- [TASK ITEM]
Print the entries below word for word; the pictures stay out of your copy.

- [RECORDS SUPPLIED]

- - -

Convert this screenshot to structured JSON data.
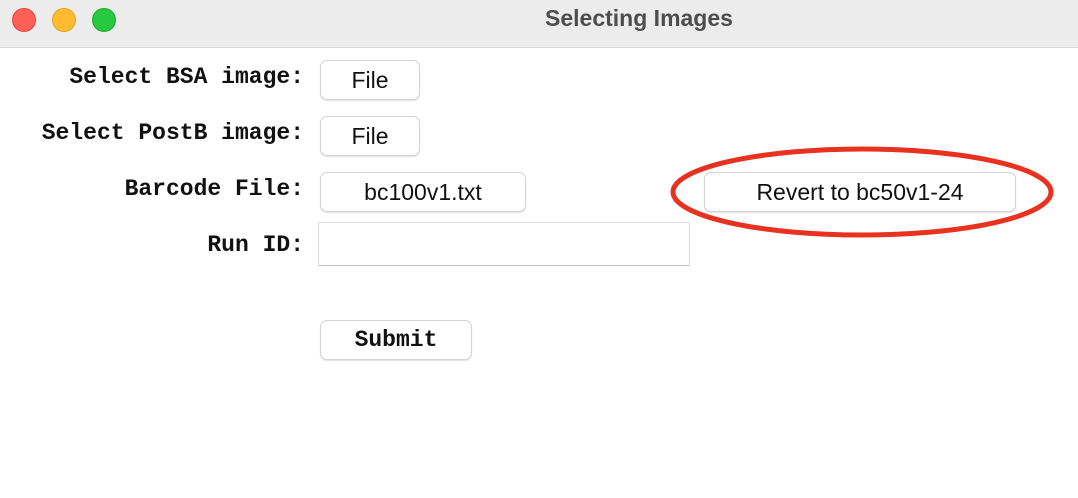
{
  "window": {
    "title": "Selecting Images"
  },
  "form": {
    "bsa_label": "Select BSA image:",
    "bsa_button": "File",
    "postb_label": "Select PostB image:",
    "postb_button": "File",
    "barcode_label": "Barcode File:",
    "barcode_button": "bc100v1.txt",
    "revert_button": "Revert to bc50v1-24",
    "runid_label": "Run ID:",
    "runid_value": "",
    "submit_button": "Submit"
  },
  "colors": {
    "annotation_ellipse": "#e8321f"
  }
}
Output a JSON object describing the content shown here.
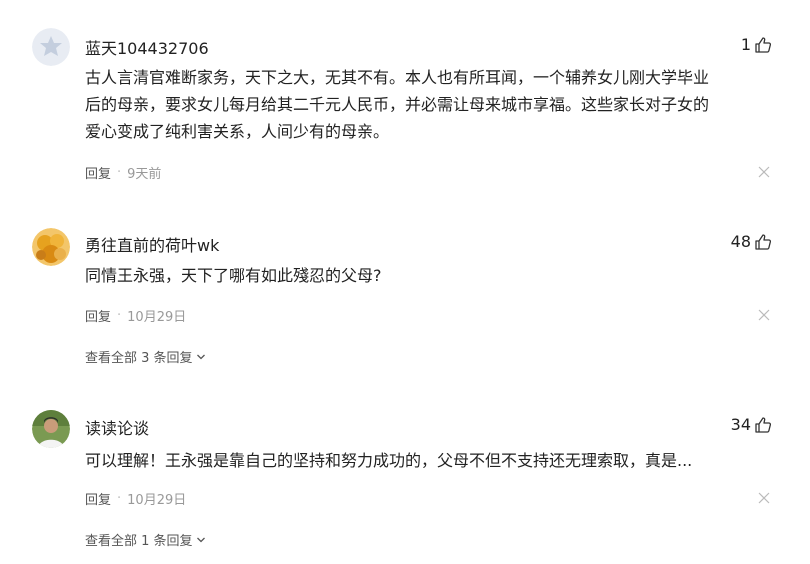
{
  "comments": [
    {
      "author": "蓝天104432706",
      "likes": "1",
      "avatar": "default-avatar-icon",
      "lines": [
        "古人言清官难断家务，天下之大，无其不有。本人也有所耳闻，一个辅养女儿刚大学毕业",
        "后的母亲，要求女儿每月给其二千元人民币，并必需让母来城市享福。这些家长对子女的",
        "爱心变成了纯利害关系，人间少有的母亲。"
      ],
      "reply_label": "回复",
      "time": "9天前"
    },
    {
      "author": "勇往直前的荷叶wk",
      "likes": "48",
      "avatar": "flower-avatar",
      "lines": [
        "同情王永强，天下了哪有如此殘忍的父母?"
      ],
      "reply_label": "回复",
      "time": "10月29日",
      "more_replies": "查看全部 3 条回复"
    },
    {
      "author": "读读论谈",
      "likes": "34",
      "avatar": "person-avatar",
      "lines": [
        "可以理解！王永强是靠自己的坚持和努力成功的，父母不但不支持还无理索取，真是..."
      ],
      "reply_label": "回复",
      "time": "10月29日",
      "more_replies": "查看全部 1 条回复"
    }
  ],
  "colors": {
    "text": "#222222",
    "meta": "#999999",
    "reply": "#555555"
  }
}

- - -

- [ANSWER TO THE EXERCISE]
Convert this screenshot to structured JSON data.
{
  "window": {
    "title": "Selecting Images"
  },
  "form": {
    "bsa_label": "Select BSA image:",
    "bsa_button": "File",
    "postb_label": "Select PostB image:",
    "postb_button": "File",
    "barcode_label": "Barcode File:",
    "barcode_button": "bc100v1.txt",
    "revert_button": "Revert to bc50v1-24",
    "runid_label": "Run ID:",
    "runid_value": "",
    "submit_button": "Submit"
  },
  "colors": {
    "annotation_ellipse": "#e8321f"
  }
}
Output a JSON object describing the content shown here.
{
  "comments": [
    {
      "author": "蓝天104432706",
      "likes": "1",
      "avatar": "default-avatar-icon",
      "lines": [
        "古人言清官难断家务，天下之大，无其不有。本人也有所耳闻，一个辅养女儿刚大学毕业",
        "后的母亲，要求女儿每月给其二千元人民币，并必需让母来城市享福。这些家长对子女的",
        "爱心变成了纯利害关系，人间少有的母亲。"
      ],
      "reply_label": "回复",
      "time": "9天前"
    },
    {
      "author": "勇往直前的荷叶wk",
      "likes": "48",
      "avatar": "flower-avatar",
      "lines": [
        "同情王永强，天下了哪有如此殘忍的父母?"
      ],
      "reply_label": "回复",
      "time": "10月29日",
      "more_replies": "查看全部 3 条回复"
    },
    {
      "author": "读读论谈",
      "likes": "34",
      "avatar": "person-avatar",
      "lines": [
        "可以理解！王永强是靠自己的坚持和努力成功的，父母不但不支持还无理索取，真是..."
      ],
      "reply_label": "回复",
      "time": "10月29日",
      "more_replies": "查看全部 1 条回复"
    }
  ],
  "colors": {
    "text": "#222222",
    "meta": "#999999",
    "reply": "#555555"
  }
}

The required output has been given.